I have mentioned in several of my previous blog posts that our unique perspective impacts us deeply. Our vantage point and context for living inform us in ways that we often only understand in hindsight.
Many writers today talk about globalization and the shrinking of our world. I have had the privilege of watching many of these changes unfold from a front row seat. For the first fifteen years of my life, I lived primarily outside the United States. As an adult, I have traveled to countries as varied as Liberia, Thailand and Azerbaijan. Each place has shaped me and my view of the world.
As a boy growing up in Trinidad, I fondly remember our family reading letters from my grandparents that took three week to arrive. Now, that same kind of communication with my brother, who lives in Panama, takes place instantaneously via Skype. There is no question that this ability to connect immediately with people in almost any corner of the world has radically changed the way we live.
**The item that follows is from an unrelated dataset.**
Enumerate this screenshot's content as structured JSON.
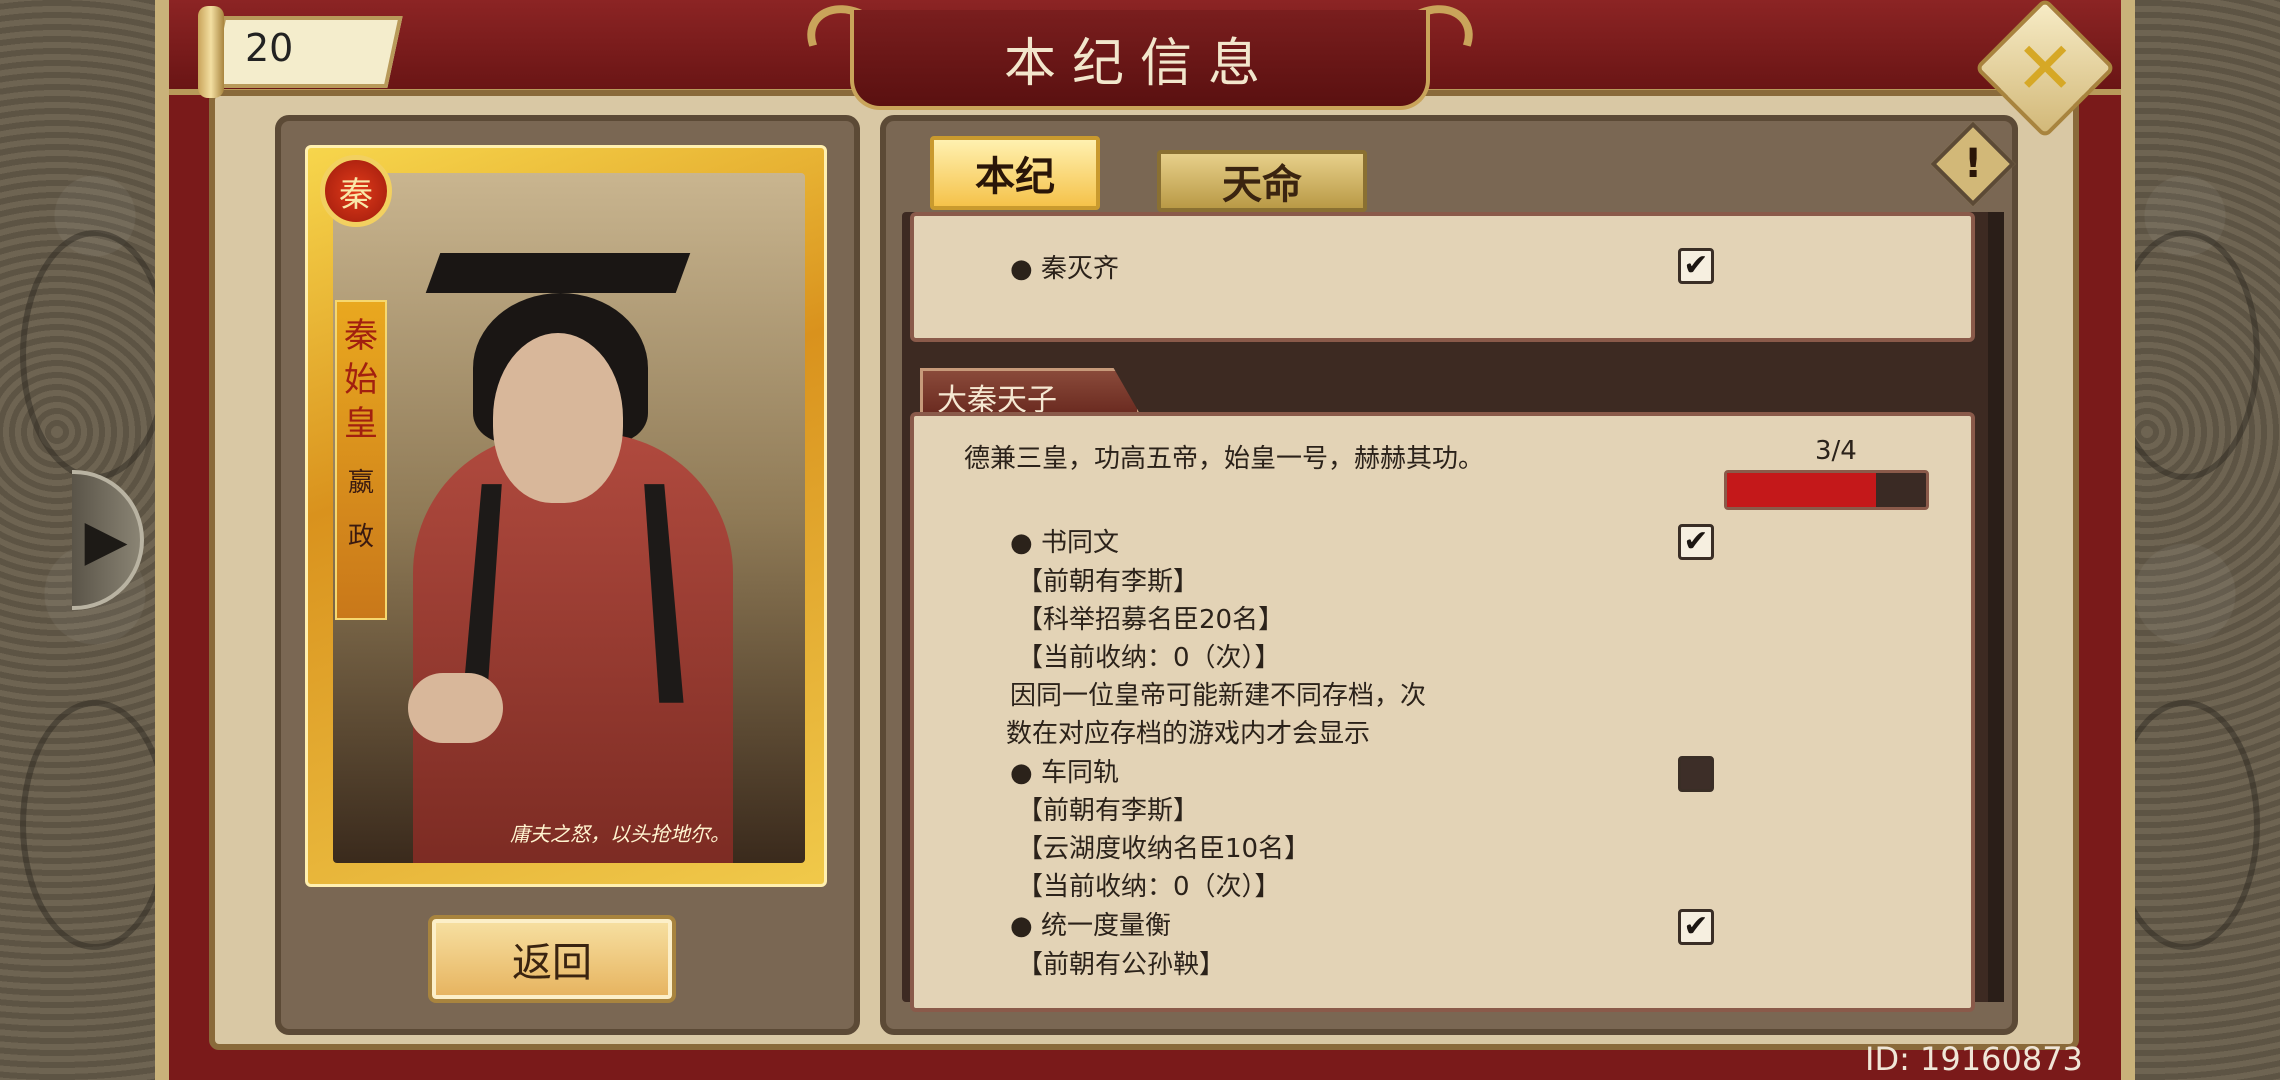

How ironic it was to discover that cell phone coverage and internet access existed in Liberia in 2008 (when I last visited) when public running water and electricity did not.
It is no wonder then that the encroachment of the gospel in written form via the Bible and evangelical Christian books is so strongly resisted in certain parts of the world today. We used to refer to certain countries in the Soviet Union and other communist nations as closed countries. Today, with the exception of North Korea, the concept of a closed country does not make much sense in spite of the attempts of some to block access to parts of the internet. The ability for the gospel to reach into these distant places is greater than ever.
Despite this, or maybe because of it, there is great pressure on the ground to ban Christian books or filter Christian content in some countries. While Christian radio and the internet are making incredible impacts in places where missionaries are not allowed, they are not sufficient. A local presence or place where people can come and ask questions, get Christian resources and find a physical Bible is more important than ever. This is especially true in nations where they proclaim religious freedom, but do not practice it in reality.
With all of this information about Christianity widely available, people have lots of new questions and need someone to help them understand what they are hearing and reading – in some cases for the first time. We live in a world where there are many people just like the Ethiopian eunuch in the Bible waiting to find their Philip so that they can make sense of who Jesus is and why God loves them.
I have the joy of working with brave people all over the world who open the doors to CLC Christian resource centers every day and step into this breach. Many of these folks work in places once considered closed to the gospel and that are still hostile to Christianity. They recommend good books, provide Bibles, pray with people and answer questions of eternal import.
Occasionally, I am asked if organizations like CLC, Wycliffe and others are needed in this age of instant access to communication and information. Having been on the front row of globalization for a while now, I can say with confidence that it makes a world of difference if a local Christian resource center exists or not.
As I consider the future, it strikes me that this globalization has also produced a worldwide over-saturation of information and in many places a sense of communication overload. There is a growing skepticism of the status quo and a desire for truth and authenticity in people’s lives. The little CLC outposts in these distant lands provide the ideal place for conversations to take place about what all of this means – one book, one person and one transformed life at a time.